Western Victorian communities are culturally and linguistically diverse and CALD populations appear to be growing. We need health services and health professionals who can deliver culturally responsive and equitable services, to ensure the whole population receives quality healthcare.
Research suggests that providing culturally responsive health care has the potential to lead to improved:
- access and equity for all groups in the population
- consumer ‘health literacy’ and reduced delays in seeking health care and treatment
- consumer/patient satisfaction with health care
- patient safety and quality assurance
- public image of health providers
- business practice and better use of resources (Stewart, 2006).
Plan Do Study Act (PDSA)
Other Related Resources
A document to assist primary care providers, namely general practices to increase number of health assessments provided to refugees and asylum seekers.
A swim lane chart for general practices’ roles and responsibilities in demonstrating availability of or access to multilingual resources in relevant languages.
A visual swim lane chart to support defining roles and responsibilities in general practice to create a welcoming environment for refugee and asylum seekers.

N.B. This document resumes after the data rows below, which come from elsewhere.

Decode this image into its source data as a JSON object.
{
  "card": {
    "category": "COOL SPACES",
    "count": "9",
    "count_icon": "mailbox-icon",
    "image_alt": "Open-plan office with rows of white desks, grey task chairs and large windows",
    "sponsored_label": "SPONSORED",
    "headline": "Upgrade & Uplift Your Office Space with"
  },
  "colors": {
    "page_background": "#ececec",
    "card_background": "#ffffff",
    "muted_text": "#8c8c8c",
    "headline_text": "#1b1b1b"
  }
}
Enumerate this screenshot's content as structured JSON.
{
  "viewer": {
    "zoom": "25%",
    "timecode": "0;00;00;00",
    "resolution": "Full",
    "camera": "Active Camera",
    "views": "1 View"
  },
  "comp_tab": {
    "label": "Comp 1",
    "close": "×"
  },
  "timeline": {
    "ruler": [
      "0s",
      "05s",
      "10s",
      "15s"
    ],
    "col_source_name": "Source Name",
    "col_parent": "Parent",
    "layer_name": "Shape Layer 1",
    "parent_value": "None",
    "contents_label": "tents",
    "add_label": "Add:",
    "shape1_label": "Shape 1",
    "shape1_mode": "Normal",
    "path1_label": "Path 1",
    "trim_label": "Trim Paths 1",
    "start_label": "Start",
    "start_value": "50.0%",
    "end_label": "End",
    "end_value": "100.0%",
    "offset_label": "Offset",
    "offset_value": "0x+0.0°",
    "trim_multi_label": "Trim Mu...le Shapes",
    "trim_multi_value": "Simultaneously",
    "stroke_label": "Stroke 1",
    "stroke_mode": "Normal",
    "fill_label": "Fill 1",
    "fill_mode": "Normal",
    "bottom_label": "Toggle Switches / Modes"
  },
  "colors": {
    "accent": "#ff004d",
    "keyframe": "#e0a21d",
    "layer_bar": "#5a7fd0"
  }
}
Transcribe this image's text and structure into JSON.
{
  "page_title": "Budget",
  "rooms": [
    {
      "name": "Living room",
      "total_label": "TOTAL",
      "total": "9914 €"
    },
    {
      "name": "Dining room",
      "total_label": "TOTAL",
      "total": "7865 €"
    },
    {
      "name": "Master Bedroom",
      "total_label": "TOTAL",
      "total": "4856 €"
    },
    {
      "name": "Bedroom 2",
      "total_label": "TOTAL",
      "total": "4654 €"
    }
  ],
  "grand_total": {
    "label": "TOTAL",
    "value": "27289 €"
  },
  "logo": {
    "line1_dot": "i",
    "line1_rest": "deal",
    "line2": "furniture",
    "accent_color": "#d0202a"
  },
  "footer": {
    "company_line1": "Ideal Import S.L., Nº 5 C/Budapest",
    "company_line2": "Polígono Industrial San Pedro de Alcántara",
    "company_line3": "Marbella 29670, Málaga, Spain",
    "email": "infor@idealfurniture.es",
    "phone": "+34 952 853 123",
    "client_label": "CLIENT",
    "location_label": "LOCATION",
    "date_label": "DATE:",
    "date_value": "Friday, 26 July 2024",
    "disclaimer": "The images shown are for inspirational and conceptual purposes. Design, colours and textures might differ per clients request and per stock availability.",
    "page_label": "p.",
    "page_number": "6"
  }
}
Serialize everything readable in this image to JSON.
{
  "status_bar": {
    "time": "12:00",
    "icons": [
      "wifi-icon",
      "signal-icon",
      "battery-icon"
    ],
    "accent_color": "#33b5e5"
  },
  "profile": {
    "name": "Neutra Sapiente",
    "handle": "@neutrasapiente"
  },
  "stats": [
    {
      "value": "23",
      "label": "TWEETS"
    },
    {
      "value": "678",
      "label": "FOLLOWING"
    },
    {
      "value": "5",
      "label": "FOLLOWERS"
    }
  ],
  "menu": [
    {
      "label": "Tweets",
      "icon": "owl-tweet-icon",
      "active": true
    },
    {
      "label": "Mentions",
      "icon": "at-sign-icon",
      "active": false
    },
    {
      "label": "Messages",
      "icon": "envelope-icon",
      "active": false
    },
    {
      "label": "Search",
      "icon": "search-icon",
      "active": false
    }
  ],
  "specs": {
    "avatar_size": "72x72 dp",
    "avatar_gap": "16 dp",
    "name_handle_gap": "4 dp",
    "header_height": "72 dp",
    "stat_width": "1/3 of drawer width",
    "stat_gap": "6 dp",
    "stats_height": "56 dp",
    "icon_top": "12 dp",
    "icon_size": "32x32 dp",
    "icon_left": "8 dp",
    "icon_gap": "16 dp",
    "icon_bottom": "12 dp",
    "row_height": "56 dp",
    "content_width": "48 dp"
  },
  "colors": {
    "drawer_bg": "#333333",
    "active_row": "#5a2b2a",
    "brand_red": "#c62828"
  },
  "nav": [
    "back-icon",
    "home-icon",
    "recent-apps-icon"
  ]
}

These recommendations for quality improvement are taken from Victorian Refugee Health Network and adapted into a visual swim lane chart to support defining roles and responsibilities in general practice.